WHAT IS EXPECTED: Every line of the records that contains "this" should be tallied, and only the resulting number returned.

ENTRIES PROVIDED:
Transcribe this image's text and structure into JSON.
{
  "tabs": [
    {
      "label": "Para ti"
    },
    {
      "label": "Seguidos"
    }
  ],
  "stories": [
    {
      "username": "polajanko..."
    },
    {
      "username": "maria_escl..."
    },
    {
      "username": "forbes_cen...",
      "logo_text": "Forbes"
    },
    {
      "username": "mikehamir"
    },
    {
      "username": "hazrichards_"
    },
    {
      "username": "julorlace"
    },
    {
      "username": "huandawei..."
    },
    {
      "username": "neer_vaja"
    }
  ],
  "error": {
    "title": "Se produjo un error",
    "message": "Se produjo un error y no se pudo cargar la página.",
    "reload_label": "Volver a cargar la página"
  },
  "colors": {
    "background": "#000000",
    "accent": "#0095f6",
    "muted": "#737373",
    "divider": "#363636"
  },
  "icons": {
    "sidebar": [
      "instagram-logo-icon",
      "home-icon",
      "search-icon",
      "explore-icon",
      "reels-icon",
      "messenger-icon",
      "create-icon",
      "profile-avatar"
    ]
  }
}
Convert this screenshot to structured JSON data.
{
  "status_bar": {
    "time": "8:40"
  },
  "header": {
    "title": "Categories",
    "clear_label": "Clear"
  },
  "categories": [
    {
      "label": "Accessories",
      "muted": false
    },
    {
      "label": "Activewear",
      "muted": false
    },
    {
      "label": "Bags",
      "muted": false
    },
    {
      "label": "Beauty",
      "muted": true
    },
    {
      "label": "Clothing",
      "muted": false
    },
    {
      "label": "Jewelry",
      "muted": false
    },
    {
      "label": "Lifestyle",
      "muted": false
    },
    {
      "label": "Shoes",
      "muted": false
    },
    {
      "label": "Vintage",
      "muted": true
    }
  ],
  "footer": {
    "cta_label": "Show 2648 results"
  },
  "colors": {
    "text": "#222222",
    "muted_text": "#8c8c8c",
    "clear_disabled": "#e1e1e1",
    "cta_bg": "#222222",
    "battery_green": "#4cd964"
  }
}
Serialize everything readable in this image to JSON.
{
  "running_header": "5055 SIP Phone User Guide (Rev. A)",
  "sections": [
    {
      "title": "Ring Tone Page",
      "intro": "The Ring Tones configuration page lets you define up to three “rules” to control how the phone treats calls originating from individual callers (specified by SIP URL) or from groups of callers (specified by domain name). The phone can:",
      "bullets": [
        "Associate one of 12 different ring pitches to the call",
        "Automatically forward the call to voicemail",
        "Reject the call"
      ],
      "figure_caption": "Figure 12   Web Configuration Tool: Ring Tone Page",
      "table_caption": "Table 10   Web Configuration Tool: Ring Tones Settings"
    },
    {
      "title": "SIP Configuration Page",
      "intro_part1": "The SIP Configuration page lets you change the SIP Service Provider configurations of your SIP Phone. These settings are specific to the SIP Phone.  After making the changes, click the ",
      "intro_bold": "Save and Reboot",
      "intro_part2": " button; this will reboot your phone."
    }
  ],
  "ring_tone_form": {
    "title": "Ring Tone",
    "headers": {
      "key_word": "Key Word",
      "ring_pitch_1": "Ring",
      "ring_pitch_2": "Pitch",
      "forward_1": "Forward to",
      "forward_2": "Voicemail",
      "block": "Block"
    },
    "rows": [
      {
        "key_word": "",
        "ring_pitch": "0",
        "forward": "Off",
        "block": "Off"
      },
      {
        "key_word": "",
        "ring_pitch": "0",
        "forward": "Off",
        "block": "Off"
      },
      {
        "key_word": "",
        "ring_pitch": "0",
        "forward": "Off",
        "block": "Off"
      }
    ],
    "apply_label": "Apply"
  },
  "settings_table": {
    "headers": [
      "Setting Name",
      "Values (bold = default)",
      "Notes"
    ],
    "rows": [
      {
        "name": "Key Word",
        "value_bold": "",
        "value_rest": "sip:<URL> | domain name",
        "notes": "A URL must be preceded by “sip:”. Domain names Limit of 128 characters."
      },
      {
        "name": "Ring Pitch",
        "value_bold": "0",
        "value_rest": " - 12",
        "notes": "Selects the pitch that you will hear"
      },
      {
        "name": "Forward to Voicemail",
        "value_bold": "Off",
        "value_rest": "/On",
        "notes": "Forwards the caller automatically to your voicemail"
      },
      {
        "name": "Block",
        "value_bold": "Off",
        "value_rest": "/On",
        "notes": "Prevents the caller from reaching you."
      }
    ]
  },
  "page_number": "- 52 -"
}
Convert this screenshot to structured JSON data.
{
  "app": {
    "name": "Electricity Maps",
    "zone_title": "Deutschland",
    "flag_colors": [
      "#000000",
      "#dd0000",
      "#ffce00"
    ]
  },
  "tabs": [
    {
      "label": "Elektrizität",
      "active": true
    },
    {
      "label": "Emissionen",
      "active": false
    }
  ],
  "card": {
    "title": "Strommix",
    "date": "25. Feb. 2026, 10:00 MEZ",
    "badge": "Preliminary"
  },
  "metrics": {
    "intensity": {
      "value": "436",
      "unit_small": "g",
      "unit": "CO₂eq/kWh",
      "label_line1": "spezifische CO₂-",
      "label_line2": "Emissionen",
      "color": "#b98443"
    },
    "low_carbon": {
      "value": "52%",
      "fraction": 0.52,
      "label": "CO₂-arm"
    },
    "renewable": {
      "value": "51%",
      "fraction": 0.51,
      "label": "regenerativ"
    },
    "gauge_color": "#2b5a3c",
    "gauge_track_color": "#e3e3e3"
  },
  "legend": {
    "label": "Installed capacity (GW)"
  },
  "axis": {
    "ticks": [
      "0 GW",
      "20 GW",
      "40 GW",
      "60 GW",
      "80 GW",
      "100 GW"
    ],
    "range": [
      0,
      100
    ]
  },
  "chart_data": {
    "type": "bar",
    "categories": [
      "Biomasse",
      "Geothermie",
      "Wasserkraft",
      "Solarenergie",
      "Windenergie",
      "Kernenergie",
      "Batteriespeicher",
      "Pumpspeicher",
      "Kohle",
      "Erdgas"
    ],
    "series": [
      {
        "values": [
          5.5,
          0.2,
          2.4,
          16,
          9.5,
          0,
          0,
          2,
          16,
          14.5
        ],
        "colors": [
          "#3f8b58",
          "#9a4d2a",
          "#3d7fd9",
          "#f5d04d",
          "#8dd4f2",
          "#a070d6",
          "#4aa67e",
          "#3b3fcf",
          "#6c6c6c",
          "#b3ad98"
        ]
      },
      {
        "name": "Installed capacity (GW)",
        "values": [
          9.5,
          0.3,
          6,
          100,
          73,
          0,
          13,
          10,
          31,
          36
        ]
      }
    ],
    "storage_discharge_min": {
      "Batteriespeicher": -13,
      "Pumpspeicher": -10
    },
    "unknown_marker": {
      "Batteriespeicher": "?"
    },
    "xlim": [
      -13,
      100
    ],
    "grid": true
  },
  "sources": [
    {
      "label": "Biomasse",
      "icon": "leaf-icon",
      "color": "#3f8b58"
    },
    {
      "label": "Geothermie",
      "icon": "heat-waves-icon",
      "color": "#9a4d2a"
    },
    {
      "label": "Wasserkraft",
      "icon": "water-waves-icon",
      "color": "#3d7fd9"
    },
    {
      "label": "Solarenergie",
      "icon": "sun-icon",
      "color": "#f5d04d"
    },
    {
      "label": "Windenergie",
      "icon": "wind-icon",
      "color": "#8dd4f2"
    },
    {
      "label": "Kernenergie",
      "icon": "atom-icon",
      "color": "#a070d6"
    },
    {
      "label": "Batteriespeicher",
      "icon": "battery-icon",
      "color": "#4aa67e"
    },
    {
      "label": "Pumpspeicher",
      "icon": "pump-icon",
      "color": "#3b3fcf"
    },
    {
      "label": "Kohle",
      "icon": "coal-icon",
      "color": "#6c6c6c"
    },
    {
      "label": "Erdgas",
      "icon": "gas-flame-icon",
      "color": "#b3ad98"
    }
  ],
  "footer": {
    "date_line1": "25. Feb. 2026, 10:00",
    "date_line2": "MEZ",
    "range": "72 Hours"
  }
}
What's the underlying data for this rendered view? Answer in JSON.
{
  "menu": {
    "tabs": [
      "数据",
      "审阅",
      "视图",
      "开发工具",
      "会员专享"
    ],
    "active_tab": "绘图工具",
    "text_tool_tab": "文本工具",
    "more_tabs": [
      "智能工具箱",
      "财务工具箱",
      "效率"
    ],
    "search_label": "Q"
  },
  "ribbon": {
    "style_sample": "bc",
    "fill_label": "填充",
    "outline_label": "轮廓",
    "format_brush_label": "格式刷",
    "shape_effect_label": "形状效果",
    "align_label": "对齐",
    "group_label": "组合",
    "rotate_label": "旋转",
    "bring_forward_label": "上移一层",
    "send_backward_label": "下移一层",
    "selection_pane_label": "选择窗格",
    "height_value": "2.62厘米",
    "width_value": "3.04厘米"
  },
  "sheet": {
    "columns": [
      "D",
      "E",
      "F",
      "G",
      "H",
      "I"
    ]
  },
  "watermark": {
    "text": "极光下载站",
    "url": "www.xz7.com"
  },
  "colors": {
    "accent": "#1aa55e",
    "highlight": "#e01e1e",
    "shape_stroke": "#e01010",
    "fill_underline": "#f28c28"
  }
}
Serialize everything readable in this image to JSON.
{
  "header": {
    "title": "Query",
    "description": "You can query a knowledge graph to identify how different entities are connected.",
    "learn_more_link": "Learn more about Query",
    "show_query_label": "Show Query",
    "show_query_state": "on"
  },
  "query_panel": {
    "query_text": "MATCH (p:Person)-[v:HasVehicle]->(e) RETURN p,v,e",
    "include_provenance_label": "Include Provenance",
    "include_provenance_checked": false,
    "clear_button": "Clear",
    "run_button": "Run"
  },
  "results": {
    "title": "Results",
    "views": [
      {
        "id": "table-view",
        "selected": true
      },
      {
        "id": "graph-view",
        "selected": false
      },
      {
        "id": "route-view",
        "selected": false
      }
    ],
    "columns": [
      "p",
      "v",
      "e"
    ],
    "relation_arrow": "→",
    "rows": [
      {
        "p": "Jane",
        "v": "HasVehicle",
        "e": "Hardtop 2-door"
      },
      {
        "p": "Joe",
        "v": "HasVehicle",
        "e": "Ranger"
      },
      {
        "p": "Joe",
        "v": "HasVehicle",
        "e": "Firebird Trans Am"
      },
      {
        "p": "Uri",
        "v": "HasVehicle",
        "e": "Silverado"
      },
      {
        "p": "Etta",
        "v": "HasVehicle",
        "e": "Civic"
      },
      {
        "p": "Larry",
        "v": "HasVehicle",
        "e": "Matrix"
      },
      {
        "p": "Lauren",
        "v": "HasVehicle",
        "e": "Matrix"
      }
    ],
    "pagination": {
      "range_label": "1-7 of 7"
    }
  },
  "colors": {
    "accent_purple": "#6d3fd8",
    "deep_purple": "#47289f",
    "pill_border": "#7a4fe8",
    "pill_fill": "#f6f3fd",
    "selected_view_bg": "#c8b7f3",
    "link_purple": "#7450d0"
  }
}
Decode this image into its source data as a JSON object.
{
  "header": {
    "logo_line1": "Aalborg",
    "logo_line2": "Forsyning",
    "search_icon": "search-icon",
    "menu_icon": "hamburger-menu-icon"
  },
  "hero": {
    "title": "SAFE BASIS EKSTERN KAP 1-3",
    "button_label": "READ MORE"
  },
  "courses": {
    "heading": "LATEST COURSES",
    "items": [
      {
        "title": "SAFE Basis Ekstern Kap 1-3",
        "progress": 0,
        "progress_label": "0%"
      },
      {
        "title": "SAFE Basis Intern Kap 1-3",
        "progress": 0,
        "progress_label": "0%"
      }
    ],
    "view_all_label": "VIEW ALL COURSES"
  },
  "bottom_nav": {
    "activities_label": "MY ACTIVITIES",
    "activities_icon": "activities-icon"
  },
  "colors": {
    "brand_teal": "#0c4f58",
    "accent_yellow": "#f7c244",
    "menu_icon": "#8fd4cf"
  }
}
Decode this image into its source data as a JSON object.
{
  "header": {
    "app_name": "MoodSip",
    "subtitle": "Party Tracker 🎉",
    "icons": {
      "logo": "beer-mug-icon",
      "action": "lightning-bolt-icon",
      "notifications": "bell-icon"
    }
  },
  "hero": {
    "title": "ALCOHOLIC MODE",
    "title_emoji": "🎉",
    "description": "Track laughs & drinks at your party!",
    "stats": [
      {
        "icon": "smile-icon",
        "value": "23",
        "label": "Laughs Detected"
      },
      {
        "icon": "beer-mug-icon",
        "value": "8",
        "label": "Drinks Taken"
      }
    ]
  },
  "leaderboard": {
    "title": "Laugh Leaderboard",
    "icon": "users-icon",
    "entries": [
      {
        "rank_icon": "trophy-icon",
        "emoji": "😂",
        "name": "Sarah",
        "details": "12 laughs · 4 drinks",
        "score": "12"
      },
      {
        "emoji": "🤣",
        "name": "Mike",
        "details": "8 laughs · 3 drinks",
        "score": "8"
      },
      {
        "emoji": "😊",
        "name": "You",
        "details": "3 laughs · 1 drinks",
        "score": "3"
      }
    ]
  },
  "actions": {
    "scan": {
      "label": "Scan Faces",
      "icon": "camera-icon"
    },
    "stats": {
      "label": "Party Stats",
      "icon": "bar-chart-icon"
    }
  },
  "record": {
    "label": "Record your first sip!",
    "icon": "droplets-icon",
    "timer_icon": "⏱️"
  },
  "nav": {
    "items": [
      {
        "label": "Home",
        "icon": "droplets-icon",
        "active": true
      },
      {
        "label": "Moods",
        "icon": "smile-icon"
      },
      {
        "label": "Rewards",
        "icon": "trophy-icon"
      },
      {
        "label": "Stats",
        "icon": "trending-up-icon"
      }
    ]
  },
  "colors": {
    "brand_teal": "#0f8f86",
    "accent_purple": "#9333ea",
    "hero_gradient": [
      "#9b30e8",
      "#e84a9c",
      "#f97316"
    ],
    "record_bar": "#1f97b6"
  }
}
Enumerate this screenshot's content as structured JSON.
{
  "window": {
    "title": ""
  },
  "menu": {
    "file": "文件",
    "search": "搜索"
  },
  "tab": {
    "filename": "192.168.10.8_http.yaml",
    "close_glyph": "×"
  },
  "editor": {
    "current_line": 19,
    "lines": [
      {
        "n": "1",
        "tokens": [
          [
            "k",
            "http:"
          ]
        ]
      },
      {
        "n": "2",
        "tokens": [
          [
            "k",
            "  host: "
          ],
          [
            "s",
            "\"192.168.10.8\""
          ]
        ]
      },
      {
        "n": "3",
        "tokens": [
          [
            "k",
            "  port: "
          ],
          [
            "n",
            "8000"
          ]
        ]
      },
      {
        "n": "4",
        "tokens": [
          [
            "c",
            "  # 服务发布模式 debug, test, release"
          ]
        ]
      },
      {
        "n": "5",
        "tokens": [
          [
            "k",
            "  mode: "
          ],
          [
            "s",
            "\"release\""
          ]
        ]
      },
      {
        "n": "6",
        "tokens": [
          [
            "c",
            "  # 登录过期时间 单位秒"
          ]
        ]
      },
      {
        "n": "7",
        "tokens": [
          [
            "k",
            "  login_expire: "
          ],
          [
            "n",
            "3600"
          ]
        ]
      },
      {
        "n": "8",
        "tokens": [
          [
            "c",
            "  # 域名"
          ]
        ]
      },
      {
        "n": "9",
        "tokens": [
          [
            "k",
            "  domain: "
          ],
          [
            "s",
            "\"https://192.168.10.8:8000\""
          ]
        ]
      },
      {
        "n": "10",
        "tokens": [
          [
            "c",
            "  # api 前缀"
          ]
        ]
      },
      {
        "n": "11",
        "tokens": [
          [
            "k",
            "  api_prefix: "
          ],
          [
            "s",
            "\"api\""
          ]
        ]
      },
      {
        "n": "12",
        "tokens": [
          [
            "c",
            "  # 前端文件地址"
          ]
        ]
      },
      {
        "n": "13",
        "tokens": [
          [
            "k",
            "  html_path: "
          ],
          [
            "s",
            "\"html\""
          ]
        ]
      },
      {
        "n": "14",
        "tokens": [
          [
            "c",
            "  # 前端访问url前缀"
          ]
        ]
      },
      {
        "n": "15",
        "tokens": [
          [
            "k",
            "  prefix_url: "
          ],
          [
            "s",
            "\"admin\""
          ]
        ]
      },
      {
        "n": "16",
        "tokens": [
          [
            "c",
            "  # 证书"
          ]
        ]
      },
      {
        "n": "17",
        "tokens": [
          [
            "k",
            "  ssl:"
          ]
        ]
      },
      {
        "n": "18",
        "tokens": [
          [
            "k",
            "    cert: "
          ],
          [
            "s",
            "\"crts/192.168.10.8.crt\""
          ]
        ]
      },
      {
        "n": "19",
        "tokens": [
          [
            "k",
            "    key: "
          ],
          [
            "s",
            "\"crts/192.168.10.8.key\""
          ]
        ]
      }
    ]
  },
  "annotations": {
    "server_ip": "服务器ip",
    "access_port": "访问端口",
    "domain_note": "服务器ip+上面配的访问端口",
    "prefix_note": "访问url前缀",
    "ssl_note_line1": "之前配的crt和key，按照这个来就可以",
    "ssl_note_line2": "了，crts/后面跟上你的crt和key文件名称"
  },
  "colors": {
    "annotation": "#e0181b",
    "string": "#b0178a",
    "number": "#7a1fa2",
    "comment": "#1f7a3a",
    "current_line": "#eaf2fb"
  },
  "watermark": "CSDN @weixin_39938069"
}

TASK OUTPUT: 10